There were also a great many paintings, drawings, and clay models. Every surface in the house was given over to whatever Asawa happened to be working on at the time. Her children would often find pieces stuffed in the dishwasher, which had never worked.
Like many other talented women of her generation, though, who came to prominence when macho abstract expressionism held sway, Asawa has only recently emerged from the “domestic artist” doldrums to which she was consigned by her critics. (Her reviews from this time, though favorable, often end with the caveat that she was “a housewife and a mother,” ergo, how could she also be a serious artist?)
Other factors were in play: that she was the daughter of Japanese immigrants, for one, at a time when the Second World War still pulsed raw in people’s memories (Asawa and her family were among the 120,000 people of Japanese descent to be placed in internment camps between 1942 and 1946).
And that she had committed the sin of operating from America’s West rather than East Coast, a geographical distinction about which the art world remained nonsensically sniffy until well into the 1960s.
None of it diluted her drive, which all her life was urgent and compelling (it’s hard to think of another artist who cared less than Asawa about external approval, in fact). She drew near constantly, believing the practice a non-negotiable habit. Even if they didn’t become artists, she told her children, drawing would make them better at whatever else they chose to do.
Asawa learned this at Black Mountain College—a short-lived, progressive arts school in rural North Carolina, founded and staffed by some of the German Bauhaus émigrés. I mention this because it was where she met the noted American architect Albert Lanier (1927–2008), who later told their children that his first sight of Asawa, coming down the path from the apple orchard there, left him smitten. The pair married in 1949.
That, though, is a splinter of the story, and where I will leave you before you begin this excerpt from Marilyn Chase’s biography of Asawa, Everything She Touched. The passage covers the year that Asawsa was still at Black Mountain and Lanier was out in the world trying to get a foothold, so they could marry—no small thing at a time when public approval of interracial relationships tarried at 5 percent.

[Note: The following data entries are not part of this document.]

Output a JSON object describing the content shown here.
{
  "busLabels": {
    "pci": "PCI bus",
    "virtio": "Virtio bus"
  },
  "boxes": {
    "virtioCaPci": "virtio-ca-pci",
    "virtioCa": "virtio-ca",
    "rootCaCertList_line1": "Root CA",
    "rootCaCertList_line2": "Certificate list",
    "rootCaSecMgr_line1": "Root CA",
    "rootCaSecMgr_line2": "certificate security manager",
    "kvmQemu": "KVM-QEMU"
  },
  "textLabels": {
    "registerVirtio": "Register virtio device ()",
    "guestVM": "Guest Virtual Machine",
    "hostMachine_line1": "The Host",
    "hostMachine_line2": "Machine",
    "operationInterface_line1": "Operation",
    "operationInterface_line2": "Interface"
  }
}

The letters passed back and forth between them, and those exchanged with their families and fellow artists, reveal not only how enchanted Asawa and Lanier were by the pull of their feelings for each other, but the difficulties that their love affair presented, and how torn Asawa was all the while between having a family and making work.
This is what I think about now, when I remember Asawa’s hands. What she had to overcome to be an artist; the graft involved once she had made the decision to do so, how crucial it was to her well-being, how she succeeded in folding it into her children’s lives. To follow all that as it is happening, as she is being formed, is a delight.
—Lucy Davies, Senior Arts Editor at The Telegraph
Image: Installation view, Ruth Asawa: A Line Can Go Anywhere, David Zwirner, London, 2020
Albert Lanier’s Model A jalopy was holding up and getting good gas mileage.
“It’s the strangest looking car ever,” he wrote to his parents in Georgia. “Children run out and wave and flock around us wherever we stop.”
To avoid the heat, Albert and his friends slept during the day and drove at night on their way from Black Mountain College in North Carolina to San Francisco. When they ran low on funds near the end of the trip, Albert resorted to selling his blood in Las Vegas. Tired from the procedure, he slept and awoke to find his traveling companions fresh from a gambling spree and sporting new shirts bought with his “blood money.” They had barely enough for the bridge toll across San Francisco Bay. He’d laugh about it later.
Read an excerpt from Everything She Touched: The Life of Ruth Asawa by Marilyn Chase, published by Chronicle Books, 2020.